Baseball Tomorrow Fund lights way for NJ field

Grant helps provide finishing touch to year-long rebuild in Ewing

Baseball Tomorrow Fund lights way for NJ field

It had taken eight months. From building new dugouts to installing a full irrigation system and fixing plumbing in the bathrooms, community volunteers made sure Fasolino Field in Ewing, N.J., could once again host Little League games.

"When we came here, it was like the end of the world and we had to rebuild society," said Jon Noble, president of Ewing Little League. "I couldn't imagine baseball being played here last year, and they did it."

Just one thing was missing. Lights.

That's where the Baseball Tomorrow Fund came in. After submitting an application last June, Ewing Township Little League was awarded a $109,897 grant that provided funding for field lights from Musco Lighting.

The township had a ribbon-cutting ceremony on Saturday to celebrate the first lighting of the field to the public, before the first game was played under the lights.

BTF, Ewing Flip the Switch

The Baseball Tomorrow Fund is a joint initiative between the Major League Baseball Players Association and Major League Baseball designed to promote the growth of youth baseball and softball throughout the world by awarding grants to support field renovation and construction projects, equipment and uniform purchases, coaches training material and other selected program expenses.

"The leaders wanted to bring Little League back. They worked hard on renovating and really had a strong core group," said Cathy Bradley, executive director of the Baseball Tomorrow Fund. "They want the kids to learn in a safe and quality environment. They have been working on the field for quite some time, so it seemed like the perfect candidate."

Noble said the grant application was extensive and took almost two months to complete. The league wanted to make sure the application was perfect by including maintenance plans and a timeline of when things would be completed.

"I honestly couldn't have envisioned this. This field was dead. We brought it back to life," Noble said. "Other districts and towns have played here and said this is the best field they have ever played on. For them to say that, knowing what it once looked like, it is amazing."

The major contributors to the original renovations included Ryan Barrett and his paving company, along with Casey Burns, who owns Burns Landscaping Group. Both played on the field as kids and were excited to play such a large role in revitalizing the field that taught them to love baseball.

"We wanted this like a Major League field. We wanted the past, present and future to meet at this field," Barrett said.

"Kids are so excited in Ewing. Kids wear their uniform to bed and watch games when they aren't playing. It is a wonderful sport kids see now, because of the Baseball Tomorrow Fund."

Bradley on grants, field events

Beyond the addition of lights, Ewing Little League hopes to eventually build a baseball complex that includes indoor training facilities and clinics to allow baseball to be played year round.

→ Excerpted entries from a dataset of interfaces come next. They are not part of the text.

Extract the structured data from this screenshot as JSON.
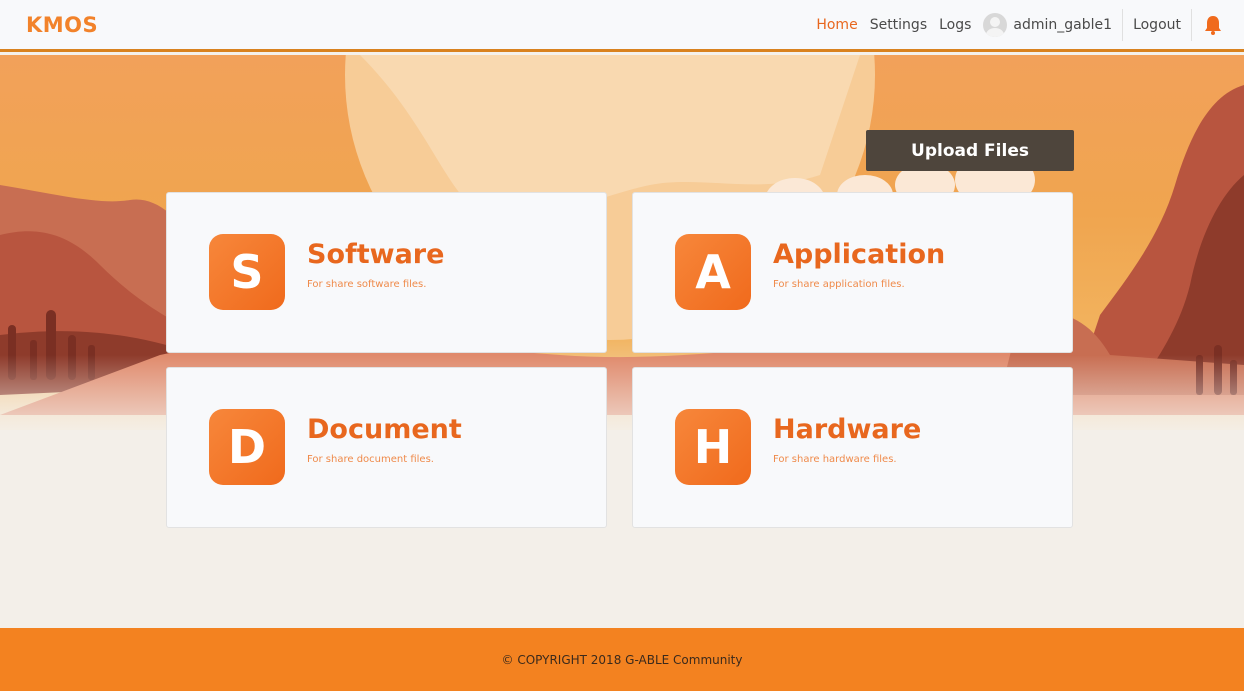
{
  "app": {
    "logo": "KMOS"
  },
  "nav": {
    "home": "Home",
    "settings": "Settings",
    "logs": "Logs",
    "username": "admin_gable1",
    "logout": "Logout"
  },
  "actions": {
    "upload_label": "Upload Files"
  },
  "cards": [
    {
      "letter": "S",
      "title": "Software",
      "desc": "For share software files."
    },
    {
      "letter": "A",
      "title": "Application",
      "desc": "For share application files."
    },
    {
      "letter": "D",
      "title": "Document",
      "desc": "For share document files."
    },
    {
      "letter": "H",
      "title": "Hardware",
      "desc": "For share hardware files."
    }
  ],
  "footer": {
    "copyright": "© COPYRIGHT 2018 G-ABLE Community"
  },
  "colors": {
    "accent": "#f38220",
    "active_nav": "#e8671e",
    "upload_button": "#4e453c",
    "card_background": "#f8f9fb"
  },
  "icons": [
    "user-avatar-icon",
    "bell-icon"
  ]
}
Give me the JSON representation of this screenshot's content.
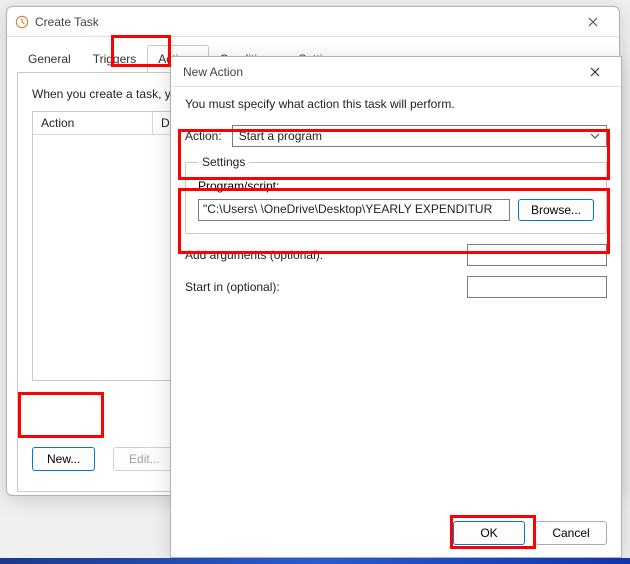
{
  "create_task": {
    "title": "Create Task",
    "tabs": {
      "general": "General",
      "triggers": "Triggers",
      "actions": "Actions",
      "conditions": "Conditions",
      "settings": "Settings"
    },
    "intro": "When you create a task, yo",
    "columns": {
      "action": "Action",
      "details": "Det"
    },
    "buttons": {
      "new": "New...",
      "edit": "Edit..."
    }
  },
  "new_action": {
    "title": "New Action",
    "help": "You must specify what action this task will perform.",
    "action_label": "Action:",
    "action_selected": "Start a program",
    "settings_legend": "Settings",
    "program_label": "Program/script:",
    "program_value": "\"C:\\Users\\          \\OneDrive\\Desktop\\YEARLY EXPENDITUR",
    "browse": "Browse...",
    "args_label": "Add arguments (optional):",
    "args_value": "",
    "startin_label": "Start in (optional):",
    "startin_value": "",
    "ok": "OK",
    "cancel": "Cancel"
  }
}
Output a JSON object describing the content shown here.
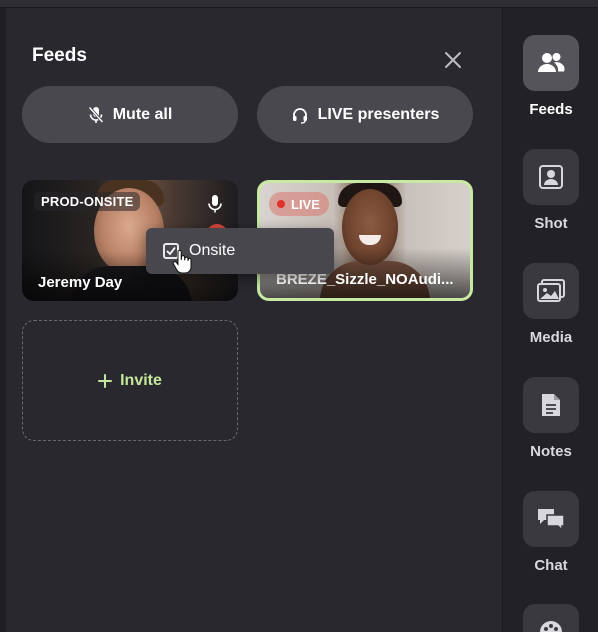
{
  "panel": {
    "title": "Feeds",
    "mute_all_label": "Mute all",
    "live_presenters_label": "LIVE presenters",
    "invite_label": "Invite"
  },
  "feeds": [
    {
      "tag": "PROD-ONSITE",
      "name": "Jeremy Day",
      "icon": "microphone-icon"
    },
    {
      "badge": "LIVE",
      "name": "BREZE_Sizzle_NOAudi...",
      "border_color": "#c7eaa2"
    }
  ],
  "context_menu": {
    "item_label": "Onsite",
    "checked": true
  },
  "sidebar": {
    "items": [
      {
        "label": "Feeds",
        "icon": "people-icon",
        "active": true
      },
      {
        "label": "Shot",
        "icon": "shot-icon",
        "active": false
      },
      {
        "label": "Media",
        "icon": "image-icon",
        "active": false
      },
      {
        "label": "Notes",
        "icon": "document-icon",
        "active": false
      },
      {
        "label": "Chat",
        "icon": "chat-bubbles-icon",
        "active": false
      },
      {
        "label": "",
        "icon": "palette-icon",
        "active": false
      }
    ]
  },
  "colors": {
    "accent_green": "#c5e69d",
    "live_red": "#e0312b",
    "panel_bg": "#29282e"
  }
}
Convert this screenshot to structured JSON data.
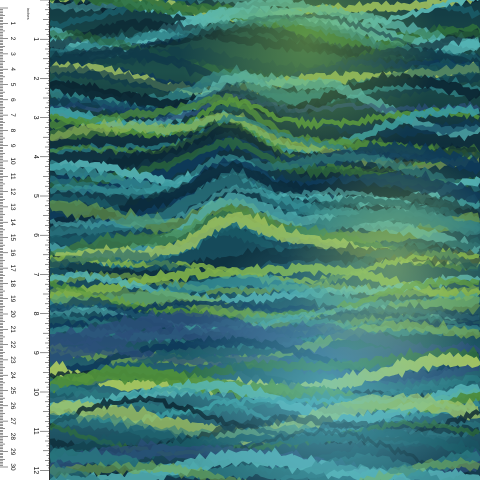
{
  "ruler": {
    "units_label": "inches",
    "cm_labels": [
      "1",
      "2",
      "3",
      "4",
      "5",
      "6",
      "7",
      "8",
      "9",
      "10",
      "11",
      "12",
      "13",
      "14",
      "15",
      "16",
      "17",
      "18",
      "19",
      "20",
      "21",
      "22",
      "23",
      "24",
      "25",
      "26",
      "27",
      "28",
      "29",
      "30"
    ],
    "inch_labels": [
      "1",
      "2",
      "3",
      "4",
      "5",
      "6",
      "7",
      "8",
      "9",
      "10",
      "11",
      "12"
    ]
  },
  "fabric": {
    "pattern": "wavy-glitch-stripes",
    "colors": [
      "#0a2430",
      "#103a4a",
      "#1a5a66",
      "#2a7a82",
      "#3a9aa0",
      "#56b6b8",
      "#2f6f3a",
      "#4f8f3a",
      "#7fb04a",
      "#a8c860",
      "#0e3a5a",
      "#2b4f7a"
    ]
  }
}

"What this has taught me is that the sky is the limit," Noble said. "We are going to keeping improving, not only for our kids, but for the community."

Quinn Roberts is a reporter for This story was not subject to the approval of Major League Baseball or its clubs.